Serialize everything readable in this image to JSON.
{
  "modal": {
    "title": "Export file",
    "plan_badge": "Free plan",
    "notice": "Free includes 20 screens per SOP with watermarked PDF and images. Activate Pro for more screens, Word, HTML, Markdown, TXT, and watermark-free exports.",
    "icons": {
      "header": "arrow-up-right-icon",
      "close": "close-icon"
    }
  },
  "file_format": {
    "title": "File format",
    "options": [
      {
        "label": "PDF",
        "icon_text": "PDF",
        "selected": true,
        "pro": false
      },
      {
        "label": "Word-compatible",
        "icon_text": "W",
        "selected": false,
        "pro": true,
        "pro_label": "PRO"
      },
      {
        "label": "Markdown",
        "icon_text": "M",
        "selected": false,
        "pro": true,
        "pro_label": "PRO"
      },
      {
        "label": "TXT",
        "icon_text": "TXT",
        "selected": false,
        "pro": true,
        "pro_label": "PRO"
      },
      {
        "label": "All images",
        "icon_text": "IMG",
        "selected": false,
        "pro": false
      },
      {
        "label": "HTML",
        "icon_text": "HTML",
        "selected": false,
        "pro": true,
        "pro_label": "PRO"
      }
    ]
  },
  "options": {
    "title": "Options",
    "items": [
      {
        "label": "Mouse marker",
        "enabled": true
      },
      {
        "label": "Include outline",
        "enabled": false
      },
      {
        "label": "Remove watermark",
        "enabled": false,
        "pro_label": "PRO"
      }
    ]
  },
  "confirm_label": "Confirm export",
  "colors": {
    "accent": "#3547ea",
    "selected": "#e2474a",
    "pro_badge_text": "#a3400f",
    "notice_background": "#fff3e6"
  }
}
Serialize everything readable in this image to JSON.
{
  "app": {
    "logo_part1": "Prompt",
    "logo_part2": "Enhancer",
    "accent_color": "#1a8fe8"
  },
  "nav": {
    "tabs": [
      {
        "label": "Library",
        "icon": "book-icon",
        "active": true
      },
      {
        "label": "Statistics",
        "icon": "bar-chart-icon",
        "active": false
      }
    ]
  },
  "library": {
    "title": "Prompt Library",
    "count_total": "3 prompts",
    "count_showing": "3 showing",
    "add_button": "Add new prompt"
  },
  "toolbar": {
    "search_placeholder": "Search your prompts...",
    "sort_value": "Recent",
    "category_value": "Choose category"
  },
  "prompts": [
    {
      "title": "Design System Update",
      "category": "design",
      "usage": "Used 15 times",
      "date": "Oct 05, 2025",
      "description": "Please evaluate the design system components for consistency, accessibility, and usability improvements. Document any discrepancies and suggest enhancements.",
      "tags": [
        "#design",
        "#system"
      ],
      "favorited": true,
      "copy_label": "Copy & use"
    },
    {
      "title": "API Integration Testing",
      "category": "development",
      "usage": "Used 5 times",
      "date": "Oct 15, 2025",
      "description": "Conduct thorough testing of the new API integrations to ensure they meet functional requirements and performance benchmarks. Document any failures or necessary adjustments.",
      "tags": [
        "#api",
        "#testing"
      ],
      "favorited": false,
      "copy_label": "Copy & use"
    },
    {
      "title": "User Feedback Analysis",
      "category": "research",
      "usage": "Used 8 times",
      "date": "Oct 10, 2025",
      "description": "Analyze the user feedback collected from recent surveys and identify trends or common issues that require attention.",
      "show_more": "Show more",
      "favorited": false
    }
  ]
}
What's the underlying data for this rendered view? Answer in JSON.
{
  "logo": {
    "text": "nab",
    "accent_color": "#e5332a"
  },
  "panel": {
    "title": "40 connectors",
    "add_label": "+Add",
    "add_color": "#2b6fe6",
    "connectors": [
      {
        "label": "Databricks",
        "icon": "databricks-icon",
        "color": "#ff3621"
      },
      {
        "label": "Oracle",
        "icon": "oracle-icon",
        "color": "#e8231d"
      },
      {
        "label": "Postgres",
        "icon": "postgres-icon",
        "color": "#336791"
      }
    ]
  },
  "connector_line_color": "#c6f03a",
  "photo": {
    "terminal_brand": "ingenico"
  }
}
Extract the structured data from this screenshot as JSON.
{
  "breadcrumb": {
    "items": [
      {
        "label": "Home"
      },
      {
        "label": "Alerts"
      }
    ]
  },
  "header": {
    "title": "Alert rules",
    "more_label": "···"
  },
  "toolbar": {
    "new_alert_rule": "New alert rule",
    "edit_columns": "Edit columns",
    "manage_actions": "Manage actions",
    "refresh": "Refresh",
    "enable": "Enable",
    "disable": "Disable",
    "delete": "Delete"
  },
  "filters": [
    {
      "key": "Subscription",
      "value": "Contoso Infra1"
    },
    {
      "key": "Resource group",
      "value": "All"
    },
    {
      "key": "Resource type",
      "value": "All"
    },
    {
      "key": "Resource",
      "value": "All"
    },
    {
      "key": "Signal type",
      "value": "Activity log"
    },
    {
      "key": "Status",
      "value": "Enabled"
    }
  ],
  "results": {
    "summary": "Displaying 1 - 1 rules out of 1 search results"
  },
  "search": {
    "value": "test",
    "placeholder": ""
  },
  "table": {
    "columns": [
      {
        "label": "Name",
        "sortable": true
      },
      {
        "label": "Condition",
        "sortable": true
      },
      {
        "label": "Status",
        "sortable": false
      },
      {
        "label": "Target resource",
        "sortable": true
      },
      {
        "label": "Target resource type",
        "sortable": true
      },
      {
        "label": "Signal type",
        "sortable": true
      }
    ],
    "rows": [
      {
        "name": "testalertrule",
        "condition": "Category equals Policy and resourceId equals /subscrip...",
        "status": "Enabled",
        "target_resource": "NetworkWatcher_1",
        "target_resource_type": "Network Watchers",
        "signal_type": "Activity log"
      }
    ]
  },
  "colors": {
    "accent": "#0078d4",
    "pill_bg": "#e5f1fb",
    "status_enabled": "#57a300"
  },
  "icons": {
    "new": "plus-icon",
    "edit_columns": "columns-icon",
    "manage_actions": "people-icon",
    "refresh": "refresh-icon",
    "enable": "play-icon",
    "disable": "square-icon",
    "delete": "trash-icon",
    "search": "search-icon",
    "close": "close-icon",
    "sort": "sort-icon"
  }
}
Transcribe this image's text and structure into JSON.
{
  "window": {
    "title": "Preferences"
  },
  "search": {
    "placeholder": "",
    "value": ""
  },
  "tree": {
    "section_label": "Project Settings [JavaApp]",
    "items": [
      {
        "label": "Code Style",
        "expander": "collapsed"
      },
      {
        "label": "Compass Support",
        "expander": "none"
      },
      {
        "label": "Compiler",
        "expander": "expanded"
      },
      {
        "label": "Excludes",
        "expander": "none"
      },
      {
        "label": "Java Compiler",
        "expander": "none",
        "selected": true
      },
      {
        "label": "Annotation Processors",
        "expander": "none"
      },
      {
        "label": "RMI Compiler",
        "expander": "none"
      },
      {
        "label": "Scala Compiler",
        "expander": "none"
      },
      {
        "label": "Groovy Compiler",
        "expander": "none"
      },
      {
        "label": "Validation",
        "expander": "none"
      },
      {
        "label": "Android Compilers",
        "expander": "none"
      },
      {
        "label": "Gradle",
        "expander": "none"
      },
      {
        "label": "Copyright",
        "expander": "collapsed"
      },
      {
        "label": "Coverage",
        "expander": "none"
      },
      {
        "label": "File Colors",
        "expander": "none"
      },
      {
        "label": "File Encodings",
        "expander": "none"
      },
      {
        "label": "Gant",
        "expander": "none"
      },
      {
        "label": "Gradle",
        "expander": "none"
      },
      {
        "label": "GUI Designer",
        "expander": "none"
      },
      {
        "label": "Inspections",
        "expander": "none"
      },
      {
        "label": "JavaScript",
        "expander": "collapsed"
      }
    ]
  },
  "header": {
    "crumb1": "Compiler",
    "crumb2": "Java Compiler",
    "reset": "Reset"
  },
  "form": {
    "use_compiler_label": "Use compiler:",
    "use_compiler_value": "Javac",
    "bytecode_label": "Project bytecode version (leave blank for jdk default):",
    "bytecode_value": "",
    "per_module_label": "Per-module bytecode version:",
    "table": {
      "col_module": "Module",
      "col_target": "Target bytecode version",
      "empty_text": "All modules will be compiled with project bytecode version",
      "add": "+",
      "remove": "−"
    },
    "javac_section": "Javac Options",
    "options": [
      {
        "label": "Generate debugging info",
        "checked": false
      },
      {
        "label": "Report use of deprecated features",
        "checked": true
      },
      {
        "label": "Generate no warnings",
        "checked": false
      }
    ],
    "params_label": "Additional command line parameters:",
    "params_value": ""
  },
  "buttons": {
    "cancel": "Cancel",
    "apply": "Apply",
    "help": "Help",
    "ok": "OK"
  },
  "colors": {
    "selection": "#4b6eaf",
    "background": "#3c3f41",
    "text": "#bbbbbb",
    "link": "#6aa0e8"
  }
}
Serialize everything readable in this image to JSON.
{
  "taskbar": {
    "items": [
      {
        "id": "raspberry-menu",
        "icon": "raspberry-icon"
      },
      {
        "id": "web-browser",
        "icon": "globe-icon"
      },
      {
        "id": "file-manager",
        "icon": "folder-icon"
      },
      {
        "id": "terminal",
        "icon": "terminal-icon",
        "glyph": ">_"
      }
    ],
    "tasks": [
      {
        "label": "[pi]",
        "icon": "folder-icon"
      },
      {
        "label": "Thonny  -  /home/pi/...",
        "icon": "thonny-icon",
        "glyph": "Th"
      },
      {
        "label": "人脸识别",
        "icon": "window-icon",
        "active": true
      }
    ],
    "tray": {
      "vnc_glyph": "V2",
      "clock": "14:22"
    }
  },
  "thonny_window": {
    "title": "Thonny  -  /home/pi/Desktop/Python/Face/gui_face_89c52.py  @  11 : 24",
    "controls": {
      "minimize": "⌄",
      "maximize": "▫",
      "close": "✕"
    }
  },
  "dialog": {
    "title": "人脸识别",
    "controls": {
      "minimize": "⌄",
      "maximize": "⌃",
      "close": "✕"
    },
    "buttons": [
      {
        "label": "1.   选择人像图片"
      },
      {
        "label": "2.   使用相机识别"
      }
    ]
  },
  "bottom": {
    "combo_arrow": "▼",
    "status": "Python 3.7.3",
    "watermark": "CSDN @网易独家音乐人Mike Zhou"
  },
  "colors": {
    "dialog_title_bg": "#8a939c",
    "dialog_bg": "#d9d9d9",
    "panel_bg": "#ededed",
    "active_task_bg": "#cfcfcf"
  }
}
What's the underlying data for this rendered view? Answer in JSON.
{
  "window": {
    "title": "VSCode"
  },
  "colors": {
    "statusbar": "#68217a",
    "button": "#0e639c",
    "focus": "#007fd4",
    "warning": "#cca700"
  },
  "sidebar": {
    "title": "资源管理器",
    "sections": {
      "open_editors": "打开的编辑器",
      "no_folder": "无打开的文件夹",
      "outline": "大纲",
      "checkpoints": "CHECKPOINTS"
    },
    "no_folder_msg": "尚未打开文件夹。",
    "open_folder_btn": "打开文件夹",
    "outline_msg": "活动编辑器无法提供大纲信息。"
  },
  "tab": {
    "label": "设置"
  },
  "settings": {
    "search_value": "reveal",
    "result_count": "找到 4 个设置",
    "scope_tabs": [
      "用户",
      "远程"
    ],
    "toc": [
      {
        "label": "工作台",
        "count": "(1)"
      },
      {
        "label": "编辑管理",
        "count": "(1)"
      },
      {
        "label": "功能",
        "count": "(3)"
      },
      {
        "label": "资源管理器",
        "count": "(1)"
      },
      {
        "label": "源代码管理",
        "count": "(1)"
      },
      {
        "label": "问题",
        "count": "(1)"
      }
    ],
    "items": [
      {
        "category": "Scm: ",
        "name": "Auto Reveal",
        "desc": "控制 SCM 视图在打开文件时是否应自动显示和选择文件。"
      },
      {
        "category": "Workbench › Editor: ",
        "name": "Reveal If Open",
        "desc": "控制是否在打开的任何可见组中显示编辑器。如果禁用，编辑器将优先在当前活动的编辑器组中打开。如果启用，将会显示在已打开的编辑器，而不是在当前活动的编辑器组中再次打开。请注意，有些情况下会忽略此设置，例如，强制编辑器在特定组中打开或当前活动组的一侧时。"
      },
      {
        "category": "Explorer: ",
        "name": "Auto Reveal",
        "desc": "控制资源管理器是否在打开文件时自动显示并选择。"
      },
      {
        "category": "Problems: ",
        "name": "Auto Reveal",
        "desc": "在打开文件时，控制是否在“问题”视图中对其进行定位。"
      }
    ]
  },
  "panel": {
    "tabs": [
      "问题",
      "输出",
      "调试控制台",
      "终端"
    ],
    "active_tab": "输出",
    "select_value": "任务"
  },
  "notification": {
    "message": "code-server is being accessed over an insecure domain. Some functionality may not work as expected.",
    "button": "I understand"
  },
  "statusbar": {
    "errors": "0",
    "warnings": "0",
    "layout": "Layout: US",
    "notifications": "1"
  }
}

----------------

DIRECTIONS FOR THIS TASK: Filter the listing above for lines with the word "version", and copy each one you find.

ANSWER BELOW:
    "bytecode_label": "Project bytecode version (leave blank for jdk default):",
    "per_module_label": "Per-module bytecode version:",
      "col_target": "Target bytecode version",
      "empty_text": "All modules will be compiled with project bytecode version",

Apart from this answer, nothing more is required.